The lines to return run from the one containing "Parse this screenshot: output" through the end of the material; give them exactly and leave out the pictures.

## Data
::::

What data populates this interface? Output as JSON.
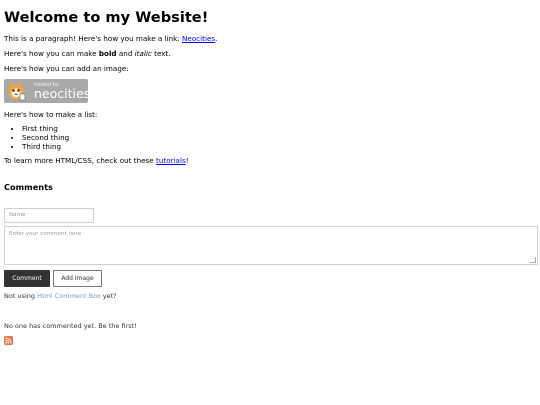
{
  "heading": "Welcome to my Website!",
  "para1": {
    "text": "This is a paragraph! Here's how you make a link: ",
    "link": "Neocities",
    "end": "."
  },
  "para2": {
    "before": "Here's how you can make ",
    "bold": "bold",
    "mid": " and ",
    "italic": "italic",
    "after": " text."
  },
  "para3": "Here's how you can add an image:",
  "badge": {
    "small_text": "hosted by",
    "big_text": "neocities",
    "color": "#a8a8a8"
  },
  "para4": "Here's how to make a list:",
  "list": [
    "First thing",
    "Second thing",
    "Third thing"
  ],
  "para5": {
    "before": "To learn more HTML/CSS, check out these ",
    "link": "tutorials",
    "after": "!"
  },
  "comments": {
    "heading": "Comments",
    "name_placeholder": "Name",
    "comment_placeholder": "Enter your comment here",
    "comment_button": "Comment",
    "add_image_button": "Add Image",
    "not_using_before": "Not using ",
    "not_using_link": "Html Comment Box",
    "not_using_after": "  yet?",
    "empty_message": "No one has commented yet. Be the first!",
    "rss_icon": "rss-feed-icon",
    "rss_color": "#e8784a"
  },
  "colors": {
    "link": "#0000ee",
    "button_dark": "#333333",
    "commentbox_link": "#6fa0c8"
  }
}
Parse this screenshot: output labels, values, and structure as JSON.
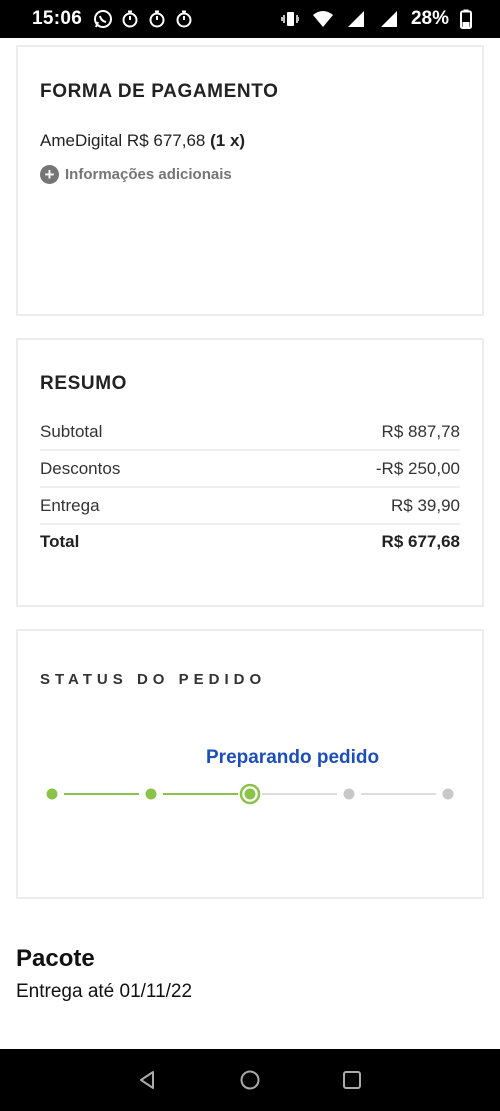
{
  "status_bar": {
    "time": "15:06",
    "battery": "28%",
    "icons": [
      "whatsapp-icon",
      "timer-icon",
      "timer-icon",
      "timer-icon",
      "vibrate-icon",
      "wifi-icon",
      "signal-icon",
      "signal-icon",
      "battery-icon"
    ]
  },
  "payment": {
    "title": "FORMA DE PAGAMENTO",
    "method": "AmeDigital R$ 677,68",
    "installments": "(1 x)",
    "more_info": "Informações adicionais"
  },
  "summary": {
    "title": "RESUMO",
    "rows": [
      {
        "label": "Subtotal",
        "value": "R$ 887,78"
      },
      {
        "label": "Descontos",
        "value": "-R$ 250,00"
      },
      {
        "label": "Entrega",
        "value": "R$ 39,90"
      },
      {
        "label": "Total",
        "value": "R$ 677,68"
      }
    ]
  },
  "order_status": {
    "title": "STATUS DO PEDIDO",
    "current_stage": "Preparando pedido",
    "steps_total": 5,
    "current_step": 3,
    "colors": {
      "done": "#8bc34a",
      "pending": "#c8c8c8",
      "label": "#1e4fb6"
    }
  },
  "package": {
    "title": "Pacote",
    "delivery": "Entrega até 01/11/22"
  },
  "nav": [
    "back-icon",
    "home-icon",
    "recents-icon"
  ]
}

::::

## Result of the exercise
Parse this screenshot: output labels, values, and structure as JSON.
{
  "status_bar": {
    "time": "15:06",
    "battery": "28%",
    "icons": [
      "whatsapp-icon",
      "timer-icon",
      "timer-icon",
      "timer-icon",
      "vibrate-icon",
      "wifi-icon",
      "signal-icon",
      "signal-icon",
      "battery-icon"
    ]
  },
  "payment": {
    "title": "FORMA DE PAGAMENTO",
    "method": "AmeDigital R$ 677,68",
    "installments": "(1 x)",
    "more_info": "Informações adicionais"
  },
  "summary": {
    "title": "RESUMO",
    "rows": [
      {
        "label": "Subtotal",
        "value": "R$ 887,78"
      },
      {
        "label": "Descontos",
        "value": "-R$ 250,00"
      },
      {
        "label": "Entrega",
        "value": "R$ 39,90"
      },
      {
        "label": "Total",
        "value": "R$ 677,68"
      }
    ]
  },
  "order_status": {
    "title": "STATUS DO PEDIDO",
    "current_stage": "Preparando pedido",
    "steps_total": 5,
    "current_step": 3,
    "colors": {
      "done": "#8bc34a",
      "pending": "#c8c8c8",
      "label": "#1e4fb6"
    }
  },
  "package": {
    "title": "Pacote",
    "delivery": "Entrega até 01/11/22"
  },
  "nav": [
    "back-icon",
    "home-icon",
    "recents-icon"
  ]
}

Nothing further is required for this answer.